## WORK TO COMPLETE:
Gather each line in the entries that includes the string "oradata".

*** Opening of MATERIAL FOR THIS EXERCISE ***

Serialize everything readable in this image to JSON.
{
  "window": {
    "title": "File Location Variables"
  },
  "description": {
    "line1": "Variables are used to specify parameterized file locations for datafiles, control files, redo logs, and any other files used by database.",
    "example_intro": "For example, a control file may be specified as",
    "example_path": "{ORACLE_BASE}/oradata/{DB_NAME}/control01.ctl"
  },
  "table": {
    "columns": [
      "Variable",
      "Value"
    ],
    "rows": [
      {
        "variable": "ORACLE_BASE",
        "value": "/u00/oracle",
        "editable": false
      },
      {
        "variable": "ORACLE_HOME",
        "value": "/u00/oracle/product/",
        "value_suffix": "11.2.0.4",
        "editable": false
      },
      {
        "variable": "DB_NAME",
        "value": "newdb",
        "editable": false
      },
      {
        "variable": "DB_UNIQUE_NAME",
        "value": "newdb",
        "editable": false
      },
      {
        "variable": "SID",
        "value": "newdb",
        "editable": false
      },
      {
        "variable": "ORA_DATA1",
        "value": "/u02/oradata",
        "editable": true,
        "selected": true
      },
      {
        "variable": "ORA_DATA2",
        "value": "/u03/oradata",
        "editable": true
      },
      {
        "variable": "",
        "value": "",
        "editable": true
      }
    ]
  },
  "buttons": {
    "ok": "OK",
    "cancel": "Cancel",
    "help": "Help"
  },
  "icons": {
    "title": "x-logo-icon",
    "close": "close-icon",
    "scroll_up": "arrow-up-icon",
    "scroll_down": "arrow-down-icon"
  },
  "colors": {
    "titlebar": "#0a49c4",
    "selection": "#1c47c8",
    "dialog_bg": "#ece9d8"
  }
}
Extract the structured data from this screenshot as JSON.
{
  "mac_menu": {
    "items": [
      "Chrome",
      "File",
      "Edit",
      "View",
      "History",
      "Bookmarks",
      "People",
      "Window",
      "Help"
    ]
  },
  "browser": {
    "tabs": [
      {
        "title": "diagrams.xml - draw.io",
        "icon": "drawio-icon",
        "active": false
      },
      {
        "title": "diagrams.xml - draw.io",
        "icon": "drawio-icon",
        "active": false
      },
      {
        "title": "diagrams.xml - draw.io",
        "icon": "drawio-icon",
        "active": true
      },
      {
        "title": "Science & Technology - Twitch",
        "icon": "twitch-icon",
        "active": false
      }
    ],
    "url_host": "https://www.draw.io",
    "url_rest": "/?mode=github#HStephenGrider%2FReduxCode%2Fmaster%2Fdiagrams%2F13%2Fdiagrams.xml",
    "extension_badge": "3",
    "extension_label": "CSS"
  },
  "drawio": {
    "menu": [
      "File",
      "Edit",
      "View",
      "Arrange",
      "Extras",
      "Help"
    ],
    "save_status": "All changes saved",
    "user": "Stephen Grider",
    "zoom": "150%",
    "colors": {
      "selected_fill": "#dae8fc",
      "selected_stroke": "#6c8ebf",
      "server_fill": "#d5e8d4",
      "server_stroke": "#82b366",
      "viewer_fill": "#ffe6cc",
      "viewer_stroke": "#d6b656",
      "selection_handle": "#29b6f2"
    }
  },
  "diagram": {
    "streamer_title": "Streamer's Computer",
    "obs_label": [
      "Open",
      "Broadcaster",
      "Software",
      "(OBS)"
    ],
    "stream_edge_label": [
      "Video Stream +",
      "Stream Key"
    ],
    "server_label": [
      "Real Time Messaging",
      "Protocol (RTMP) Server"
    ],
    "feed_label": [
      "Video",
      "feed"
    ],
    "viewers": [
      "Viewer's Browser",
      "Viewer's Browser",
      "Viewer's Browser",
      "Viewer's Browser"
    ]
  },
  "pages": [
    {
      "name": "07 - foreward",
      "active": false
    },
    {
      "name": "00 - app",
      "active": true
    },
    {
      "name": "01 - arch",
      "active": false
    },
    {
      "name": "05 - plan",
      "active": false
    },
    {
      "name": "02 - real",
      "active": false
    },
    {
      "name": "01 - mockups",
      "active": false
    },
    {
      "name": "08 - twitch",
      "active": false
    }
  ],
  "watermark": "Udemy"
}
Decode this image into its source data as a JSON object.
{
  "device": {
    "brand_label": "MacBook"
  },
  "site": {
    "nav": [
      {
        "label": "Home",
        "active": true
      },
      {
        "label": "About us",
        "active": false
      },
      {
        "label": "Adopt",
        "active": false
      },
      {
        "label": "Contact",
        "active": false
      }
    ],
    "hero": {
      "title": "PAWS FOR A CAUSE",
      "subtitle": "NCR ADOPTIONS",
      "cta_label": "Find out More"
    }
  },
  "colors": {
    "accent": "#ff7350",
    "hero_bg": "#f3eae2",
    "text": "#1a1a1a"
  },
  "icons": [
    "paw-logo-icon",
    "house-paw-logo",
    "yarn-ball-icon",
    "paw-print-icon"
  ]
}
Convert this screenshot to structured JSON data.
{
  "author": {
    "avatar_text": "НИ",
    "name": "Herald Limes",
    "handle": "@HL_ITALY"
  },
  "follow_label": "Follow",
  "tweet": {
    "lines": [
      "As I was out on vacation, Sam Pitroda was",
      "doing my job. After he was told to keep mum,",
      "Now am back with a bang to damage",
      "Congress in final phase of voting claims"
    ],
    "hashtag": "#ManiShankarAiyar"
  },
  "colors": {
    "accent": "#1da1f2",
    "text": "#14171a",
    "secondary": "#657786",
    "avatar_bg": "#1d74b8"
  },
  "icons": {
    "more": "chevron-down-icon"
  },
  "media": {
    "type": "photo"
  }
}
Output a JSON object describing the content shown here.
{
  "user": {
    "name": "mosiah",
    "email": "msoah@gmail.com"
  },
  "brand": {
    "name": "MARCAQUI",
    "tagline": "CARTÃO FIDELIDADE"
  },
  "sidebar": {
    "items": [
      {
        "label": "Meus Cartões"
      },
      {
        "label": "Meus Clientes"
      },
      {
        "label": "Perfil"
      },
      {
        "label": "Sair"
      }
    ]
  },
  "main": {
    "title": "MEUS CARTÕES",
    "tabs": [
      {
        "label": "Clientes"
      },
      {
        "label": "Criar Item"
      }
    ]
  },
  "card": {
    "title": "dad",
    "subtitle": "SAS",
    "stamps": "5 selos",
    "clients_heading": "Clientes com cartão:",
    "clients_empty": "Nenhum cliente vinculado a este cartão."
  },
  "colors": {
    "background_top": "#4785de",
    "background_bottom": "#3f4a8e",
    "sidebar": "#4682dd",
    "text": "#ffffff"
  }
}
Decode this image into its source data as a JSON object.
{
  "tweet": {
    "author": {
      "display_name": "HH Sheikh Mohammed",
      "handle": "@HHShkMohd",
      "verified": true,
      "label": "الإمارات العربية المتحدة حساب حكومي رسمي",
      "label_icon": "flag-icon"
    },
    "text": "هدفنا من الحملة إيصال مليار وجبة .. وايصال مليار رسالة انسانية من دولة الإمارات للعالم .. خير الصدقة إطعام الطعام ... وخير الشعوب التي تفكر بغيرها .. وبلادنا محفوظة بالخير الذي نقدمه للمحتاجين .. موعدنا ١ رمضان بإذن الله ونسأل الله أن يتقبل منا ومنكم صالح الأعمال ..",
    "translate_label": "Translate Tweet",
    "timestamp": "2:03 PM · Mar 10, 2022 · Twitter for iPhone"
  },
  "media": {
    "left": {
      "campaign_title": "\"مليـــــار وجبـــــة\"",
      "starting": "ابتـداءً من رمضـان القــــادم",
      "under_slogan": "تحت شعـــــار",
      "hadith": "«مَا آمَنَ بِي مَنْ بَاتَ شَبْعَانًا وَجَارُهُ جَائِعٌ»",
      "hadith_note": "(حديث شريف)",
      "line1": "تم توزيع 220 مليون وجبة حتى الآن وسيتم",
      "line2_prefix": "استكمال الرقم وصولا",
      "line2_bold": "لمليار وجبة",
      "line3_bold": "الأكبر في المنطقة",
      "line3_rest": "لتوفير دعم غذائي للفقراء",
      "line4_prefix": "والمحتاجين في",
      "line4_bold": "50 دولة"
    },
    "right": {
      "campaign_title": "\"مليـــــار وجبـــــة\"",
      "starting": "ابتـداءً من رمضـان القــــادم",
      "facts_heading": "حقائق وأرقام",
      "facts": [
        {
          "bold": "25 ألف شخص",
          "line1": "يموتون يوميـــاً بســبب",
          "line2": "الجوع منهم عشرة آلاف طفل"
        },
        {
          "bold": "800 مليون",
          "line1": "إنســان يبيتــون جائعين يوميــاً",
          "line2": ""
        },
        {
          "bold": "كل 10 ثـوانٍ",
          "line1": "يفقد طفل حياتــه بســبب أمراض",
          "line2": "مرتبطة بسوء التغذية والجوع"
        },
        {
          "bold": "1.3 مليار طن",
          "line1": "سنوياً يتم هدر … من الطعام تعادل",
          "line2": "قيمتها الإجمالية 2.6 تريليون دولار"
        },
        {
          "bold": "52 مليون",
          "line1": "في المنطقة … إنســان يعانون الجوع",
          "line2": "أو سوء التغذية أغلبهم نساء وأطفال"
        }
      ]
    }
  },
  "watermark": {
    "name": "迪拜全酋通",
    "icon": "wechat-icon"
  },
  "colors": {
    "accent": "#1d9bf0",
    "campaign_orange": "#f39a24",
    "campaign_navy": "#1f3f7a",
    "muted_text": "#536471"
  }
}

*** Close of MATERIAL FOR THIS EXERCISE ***

## TASK OUTPUT:
    "example_path": "{ORACLE_BASE}/oradata/{DB_NAME}/control01.ctl"
        "value": "/u02/oradata",
        "value": "/u03/oradata",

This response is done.